tee thereof, appointed by the Lieutenant-Governor, and this rather anomalous provision remained in the statutes until 1909, when the control of the department was placed altogether in the hands of the -Minister of Education, who had, in fact, been administering the department for many years, subject to the usual control of the Lieutenant-Governor in Council, in the making of regulations which would have the effect of laws.
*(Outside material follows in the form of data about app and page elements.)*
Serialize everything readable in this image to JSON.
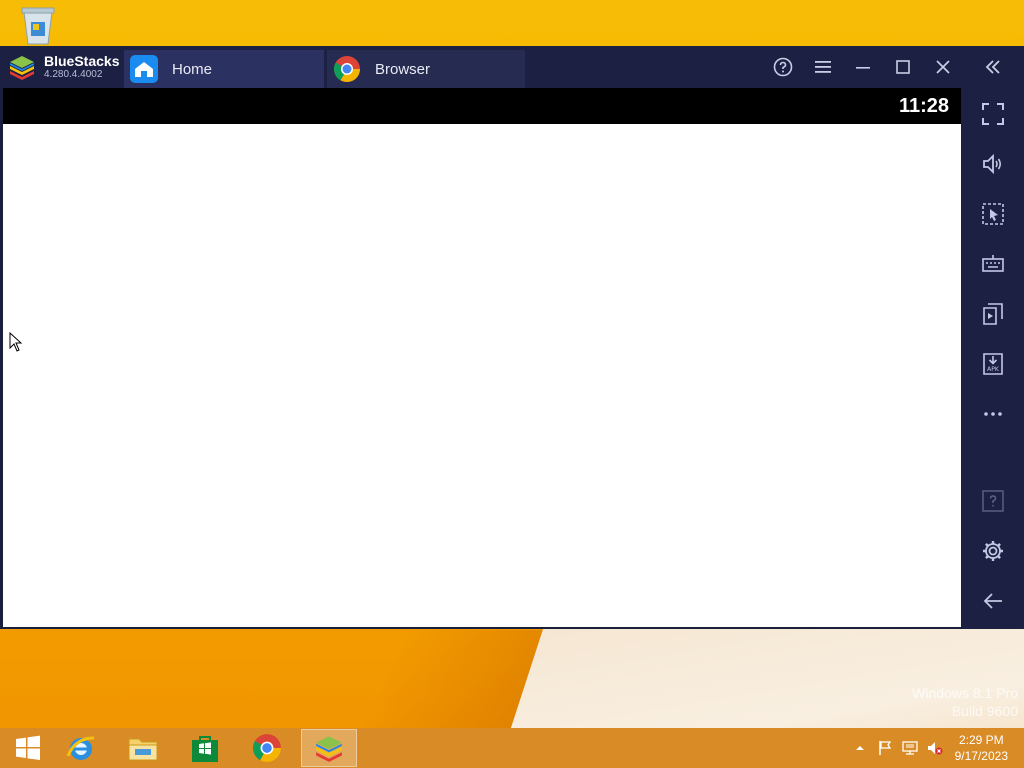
{
  "window": {
    "app_name": "BlueStacks",
    "version": "4.280.4.4002"
  },
  "tabs": [
    {
      "label": "Home",
      "icon": "home-icon"
    },
    {
      "label": "Browser",
      "icon": "chrome-icon"
    }
  ],
  "android": {
    "clock": "11:28"
  },
  "desktop": {
    "watermark_line1": "Windows 8.1 Pro",
    "watermark_line2": "Build 9600"
  },
  "taskbar": {
    "time": "2:29 PM",
    "date": "9/17/2023"
  },
  "colors": {
    "titlebar": "#1c2143",
    "accent": "#f5ac00"
  }
}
In 1906, the office of the Superintendent of Education was revived, and the late John Seath appointed to that position. The new superintendent brought to the office administrative ability of an unusually high character. Those who were brought in contact with him during his incumbency of the office will bear testimony to his untiring industry, sound common sense and fearless courage in dealing with questions often of great delicacy, which constantly arise in the administration of our school laws. Himself a scholar of no mean attainments, Dr. Seath had been for many years engaged as a teacher and afterwards as an officer of the department, and had had a long and varied experience in both capacities.